**TASK OBJECTIVE:** Using the data below, restate exactly every line from the one with "What's the underlying" up to and including the one with "Decode this image". No picture belongs in it.

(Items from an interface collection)
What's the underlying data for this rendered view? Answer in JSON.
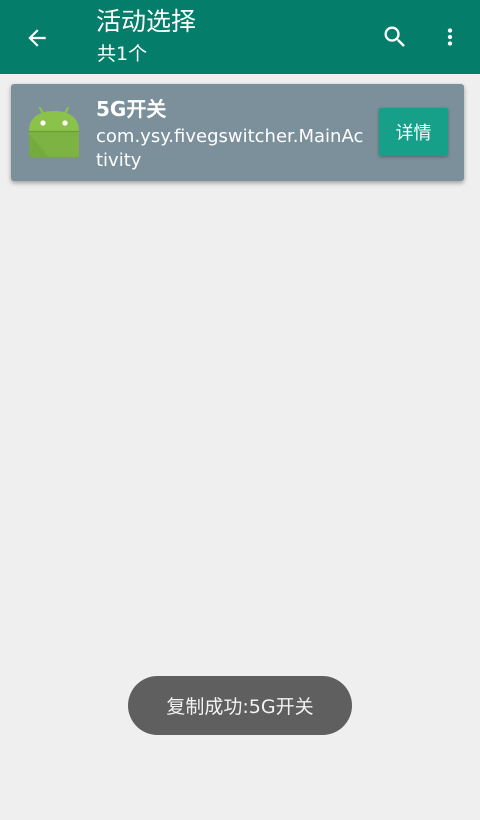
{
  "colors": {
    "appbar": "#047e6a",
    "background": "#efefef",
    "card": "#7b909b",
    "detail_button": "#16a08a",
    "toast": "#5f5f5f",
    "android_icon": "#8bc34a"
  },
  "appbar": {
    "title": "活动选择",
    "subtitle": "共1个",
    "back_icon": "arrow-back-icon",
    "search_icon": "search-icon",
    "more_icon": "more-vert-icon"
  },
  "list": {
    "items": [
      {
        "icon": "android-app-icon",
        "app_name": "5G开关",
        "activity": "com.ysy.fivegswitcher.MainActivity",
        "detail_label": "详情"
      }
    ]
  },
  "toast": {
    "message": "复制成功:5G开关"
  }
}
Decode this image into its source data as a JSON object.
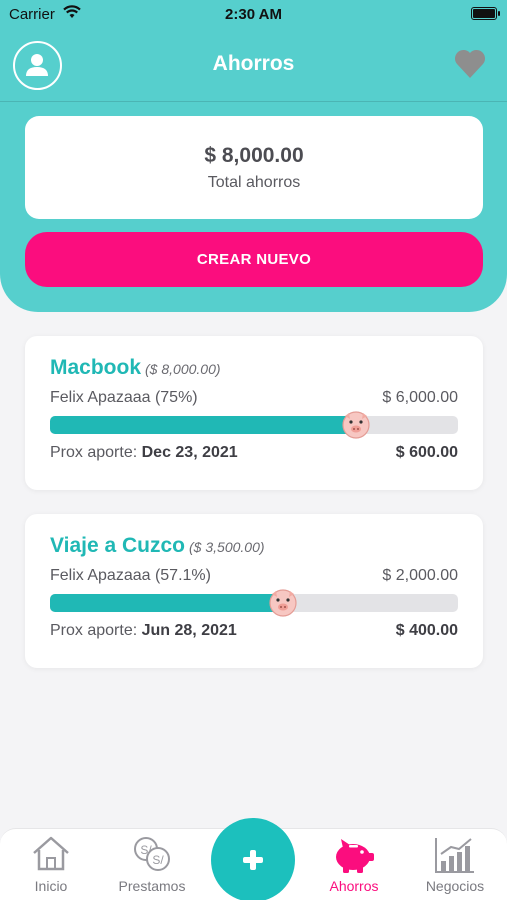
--
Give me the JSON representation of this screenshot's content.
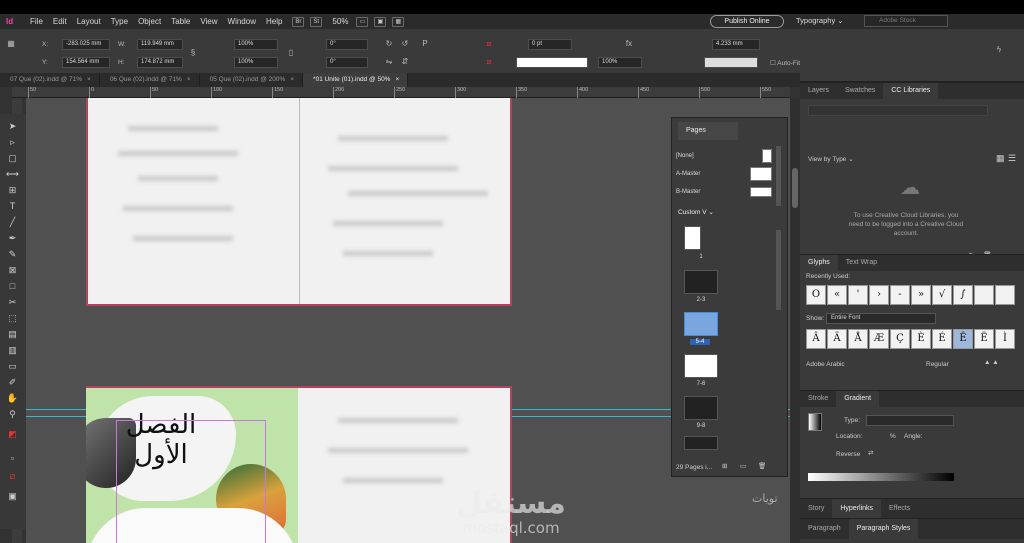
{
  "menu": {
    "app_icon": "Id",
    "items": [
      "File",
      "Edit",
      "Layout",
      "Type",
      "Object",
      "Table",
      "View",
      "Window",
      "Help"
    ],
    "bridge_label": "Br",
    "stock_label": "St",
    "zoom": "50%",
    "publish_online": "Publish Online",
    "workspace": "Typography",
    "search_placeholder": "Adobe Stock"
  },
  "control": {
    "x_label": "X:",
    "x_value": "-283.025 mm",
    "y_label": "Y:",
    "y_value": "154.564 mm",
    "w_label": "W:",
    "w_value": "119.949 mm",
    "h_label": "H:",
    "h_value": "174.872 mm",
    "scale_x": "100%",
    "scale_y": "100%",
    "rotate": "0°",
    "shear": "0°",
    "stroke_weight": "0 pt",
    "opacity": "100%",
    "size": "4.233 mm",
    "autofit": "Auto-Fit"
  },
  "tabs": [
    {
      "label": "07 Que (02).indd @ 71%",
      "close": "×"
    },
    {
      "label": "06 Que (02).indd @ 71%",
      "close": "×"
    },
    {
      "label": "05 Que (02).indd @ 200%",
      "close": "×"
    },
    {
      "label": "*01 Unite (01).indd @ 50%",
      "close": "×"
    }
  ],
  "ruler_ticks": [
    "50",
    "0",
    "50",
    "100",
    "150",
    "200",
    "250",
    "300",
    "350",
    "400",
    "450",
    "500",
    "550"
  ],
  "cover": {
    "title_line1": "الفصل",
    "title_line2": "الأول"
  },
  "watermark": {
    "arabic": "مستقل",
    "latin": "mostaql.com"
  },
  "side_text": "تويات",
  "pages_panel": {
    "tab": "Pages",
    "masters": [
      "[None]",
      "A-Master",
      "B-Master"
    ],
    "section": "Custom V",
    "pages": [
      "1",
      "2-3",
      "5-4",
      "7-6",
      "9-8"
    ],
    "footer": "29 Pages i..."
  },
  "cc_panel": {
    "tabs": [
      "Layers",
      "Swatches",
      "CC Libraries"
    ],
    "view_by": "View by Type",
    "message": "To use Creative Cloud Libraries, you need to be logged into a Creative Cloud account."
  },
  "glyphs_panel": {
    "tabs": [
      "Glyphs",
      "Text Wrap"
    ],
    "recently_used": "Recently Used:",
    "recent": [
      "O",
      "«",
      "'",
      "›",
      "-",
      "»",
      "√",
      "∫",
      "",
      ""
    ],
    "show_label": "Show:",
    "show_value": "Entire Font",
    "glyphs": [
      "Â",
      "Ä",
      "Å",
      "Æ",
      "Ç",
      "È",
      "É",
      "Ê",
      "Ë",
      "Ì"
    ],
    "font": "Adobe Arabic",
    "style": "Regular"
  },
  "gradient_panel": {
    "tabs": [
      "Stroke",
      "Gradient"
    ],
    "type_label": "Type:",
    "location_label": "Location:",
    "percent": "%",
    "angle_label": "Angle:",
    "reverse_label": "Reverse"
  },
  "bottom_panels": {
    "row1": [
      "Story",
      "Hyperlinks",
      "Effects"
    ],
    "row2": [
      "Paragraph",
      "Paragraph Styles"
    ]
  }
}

**PROBLEM SOLUTION:**
What's the underlying data for this rendered view? Answer in JSON.
{
  "colors": {
    "appbar": "#047e6a",
    "background": "#efefef",
    "card": "#7b909b",
    "detail_button": "#16a08a",
    "toast": "#5f5f5f",
    "android_icon": "#8bc34a"
  },
  "appbar": {
    "title": "活动选择",
    "subtitle": "共1个",
    "back_icon": "arrow-back-icon",
    "search_icon": "search-icon",
    "more_icon": "more-vert-icon"
  },
  "list": {
    "items": [
      {
        "icon": "android-app-icon",
        "app_name": "5G开关",
        "activity": "com.ysy.fivegswitcher.MainActivity",
        "detail_label": "详情"
      }
    ]
  },
  "toast": {
    "message": "复制成功:5G开关"
  }
}
Decode this image into its source data as a JSON object.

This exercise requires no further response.